Ms Justice Eileen Roberts at the Law Society (Pic: Jason Clarke Photography)

29 Jan 2024 / law society Print

New solicitors told of ’vital role’ in society

Newly qualified solicitors have been told that their success will come not just from knowing the law, but also from being able to apply it with empathy, integrity, wisdom, and honesty on behalf of their clients.

Ms Justice Eileen Roberts of the High Court told graduates at a parchment ceremony in Blackhall Place (25 January) that they would be challenged by clients “every day” – and generally with good reason.

“Some of the hardest skills that you will acquire will be how to explain complex concepts in a simple way; how to give advice to clients that they don't want to hear or accept; how to manage difficult discussions, and disappointments about the outcome of particular negotiations or cases,” she added.

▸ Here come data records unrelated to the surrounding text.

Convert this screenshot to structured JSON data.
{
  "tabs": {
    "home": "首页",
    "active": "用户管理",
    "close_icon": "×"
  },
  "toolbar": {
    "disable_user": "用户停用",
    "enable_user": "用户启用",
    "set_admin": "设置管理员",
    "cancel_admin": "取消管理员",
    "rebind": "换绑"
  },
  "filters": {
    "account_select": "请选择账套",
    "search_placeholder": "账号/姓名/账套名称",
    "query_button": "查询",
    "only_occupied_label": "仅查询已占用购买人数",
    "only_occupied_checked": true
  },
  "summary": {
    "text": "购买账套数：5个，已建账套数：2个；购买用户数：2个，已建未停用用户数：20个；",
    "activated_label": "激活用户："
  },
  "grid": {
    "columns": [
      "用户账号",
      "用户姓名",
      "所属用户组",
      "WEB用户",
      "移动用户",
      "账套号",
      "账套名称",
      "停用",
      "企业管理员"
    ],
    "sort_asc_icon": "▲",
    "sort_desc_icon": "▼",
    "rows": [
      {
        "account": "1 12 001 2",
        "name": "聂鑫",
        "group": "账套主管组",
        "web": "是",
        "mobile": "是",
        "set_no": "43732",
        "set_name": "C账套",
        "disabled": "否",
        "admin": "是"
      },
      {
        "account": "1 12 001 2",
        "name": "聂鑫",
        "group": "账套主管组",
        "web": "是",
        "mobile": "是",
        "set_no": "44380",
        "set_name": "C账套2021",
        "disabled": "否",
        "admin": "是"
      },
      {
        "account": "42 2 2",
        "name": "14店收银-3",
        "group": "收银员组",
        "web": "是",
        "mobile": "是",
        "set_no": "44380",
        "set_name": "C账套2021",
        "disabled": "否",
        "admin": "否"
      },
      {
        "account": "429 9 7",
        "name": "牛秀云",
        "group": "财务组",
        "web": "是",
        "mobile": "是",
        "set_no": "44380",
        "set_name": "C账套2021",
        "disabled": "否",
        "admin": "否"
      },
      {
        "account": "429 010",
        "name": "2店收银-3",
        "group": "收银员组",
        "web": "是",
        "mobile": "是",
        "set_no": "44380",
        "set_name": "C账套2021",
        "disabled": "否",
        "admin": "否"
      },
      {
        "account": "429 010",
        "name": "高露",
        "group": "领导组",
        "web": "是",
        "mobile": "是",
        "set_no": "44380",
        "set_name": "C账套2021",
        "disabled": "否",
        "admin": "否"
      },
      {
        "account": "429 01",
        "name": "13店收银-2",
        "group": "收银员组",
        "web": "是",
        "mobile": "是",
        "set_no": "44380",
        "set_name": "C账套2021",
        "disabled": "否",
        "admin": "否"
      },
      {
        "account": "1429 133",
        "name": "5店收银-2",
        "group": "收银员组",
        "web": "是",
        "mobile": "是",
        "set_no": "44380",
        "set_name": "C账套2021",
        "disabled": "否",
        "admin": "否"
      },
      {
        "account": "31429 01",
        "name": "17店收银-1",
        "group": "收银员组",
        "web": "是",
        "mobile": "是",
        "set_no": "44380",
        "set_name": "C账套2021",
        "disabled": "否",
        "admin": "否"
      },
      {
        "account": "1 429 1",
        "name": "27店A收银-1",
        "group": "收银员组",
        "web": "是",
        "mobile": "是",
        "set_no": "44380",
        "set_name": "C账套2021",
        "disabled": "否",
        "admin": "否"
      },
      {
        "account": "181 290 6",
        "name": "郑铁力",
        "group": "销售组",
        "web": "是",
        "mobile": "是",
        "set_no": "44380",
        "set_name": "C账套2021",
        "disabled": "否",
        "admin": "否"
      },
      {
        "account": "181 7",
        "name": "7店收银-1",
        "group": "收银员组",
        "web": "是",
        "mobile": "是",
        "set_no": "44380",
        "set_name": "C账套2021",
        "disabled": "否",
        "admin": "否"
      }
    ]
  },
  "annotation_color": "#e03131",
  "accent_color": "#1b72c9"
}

‘Fundamental role’

The 56 graduates were also welcomed to the profession by Law Society President Barry MacCarthy, who told them that they had a vital role in civic society that they should treat with the utmost respect.

“The fair, independent, and efficient administration of justice is central to any democracy,” he continued, adding that the legal community that they were joining had a fundamental role in protecting the rule of law.

The president described the solicitors’ profession as “thriving”, as demand for legal services grows, especially in emerging areas like intellectual property, aviation law, mediation, and arbitration.

He added, however, that this was not the case for all solicitors, nor for all parts of the country.

“Remember that the Law Society is your Law Society. We are here to help at every stage of your career,” the president told the new solicitors.

‘No place for bravado’

Ms Justice Eileen Roberts told the new solicitors to always display integrity in their interactions with clients, and warned them that there was no place for bravado or ego as a solicitor.

“If you demean a colleague, or you renege on your word, you will have a short career,” she said.

“Always display integrity in your interactions with clients, and in your dealings with colleagues and the courts,” she urged.

Ms Justice Roberts told the graduates that true success as a solicitor was measured not by clever manoeuvring, but rather by commitment to fairness and justice.


“You can fight incredibly hard for your client without engaging in personalised, overly aggressive, or self-serving correspondence with your counterpart,” she continued.

“I'm often disappointed at the unnecessarily aggressive and dismissive tone of correspondence between solicitors, and this is very evident to judges who review this correspondence as part of their role,” she added.

Concluding, the judge urged the new solicitors never to underestimate the impact of their words and actions, and to be the advocates for those who could not speak.

Gazette Desk
Gazette.ie is the daily legal news site of the Law Society of Ireland